# PROBLEM TO SOLVE:
Every entry, from first to last, must be written out exactly.

(Stored items)
▶
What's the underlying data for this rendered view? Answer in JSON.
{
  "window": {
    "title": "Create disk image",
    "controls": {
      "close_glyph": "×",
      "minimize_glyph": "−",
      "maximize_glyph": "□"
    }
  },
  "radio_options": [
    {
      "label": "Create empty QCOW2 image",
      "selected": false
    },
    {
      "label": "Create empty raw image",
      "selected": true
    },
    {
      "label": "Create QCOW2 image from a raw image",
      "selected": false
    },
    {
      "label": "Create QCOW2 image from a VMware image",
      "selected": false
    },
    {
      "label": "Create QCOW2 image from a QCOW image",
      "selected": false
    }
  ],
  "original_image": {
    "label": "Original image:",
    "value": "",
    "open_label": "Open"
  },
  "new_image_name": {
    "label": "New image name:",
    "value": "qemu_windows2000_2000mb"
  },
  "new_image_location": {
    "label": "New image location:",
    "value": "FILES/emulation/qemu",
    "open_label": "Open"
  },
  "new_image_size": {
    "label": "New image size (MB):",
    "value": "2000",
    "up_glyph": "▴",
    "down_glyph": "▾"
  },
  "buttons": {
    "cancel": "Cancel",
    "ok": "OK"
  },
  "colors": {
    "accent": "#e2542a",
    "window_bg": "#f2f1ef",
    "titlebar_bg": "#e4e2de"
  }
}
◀
# RESPONSE AREA:
What's the underlying data for this rendered view? Answer in JSON.
{
  "window": {
    "title": "Create disk image",
    "controls": {
      "close_glyph": "×",
      "minimize_glyph": "−",
      "maximize_glyph": "□"
    }
  },
  "radio_options": [
    {
      "label": "Create empty QCOW2 image",
      "selected": false
    },
    {
      "label": "Create empty raw image",
      "selected": true
    },
    {
      "label": "Create QCOW2 image from a raw image",
      "selected": false
    },
    {
      "label": "Create QCOW2 image from a VMware image",
      "selected": false
    },
    {
      "label": "Create QCOW2 image from a QCOW image",
      "selected": false
    }
  ],
  "original_image": {
    "label": "Original image:",
    "value": "",
    "open_label": "Open"
  },
  "new_image_name": {
    "label": "New image name:",
    "value": "qemu_windows2000_2000mb"
  },
  "new_image_location": {
    "label": "New image location:",
    "value": "FILES/emulation/qemu",
    "open_label": "Open"
  },
  "new_image_size": {
    "label": "New image size (MB):",
    "value": "2000",
    "up_glyph": "▴",
    "down_glyph": "▾"
  },
  "buttons": {
    "cancel": "Cancel",
    "ok": "OK"
  },
  "colors": {
    "accent": "#e2542a",
    "window_bg": "#f2f1ef",
    "titlebar_bg": "#e4e2de"
  }
}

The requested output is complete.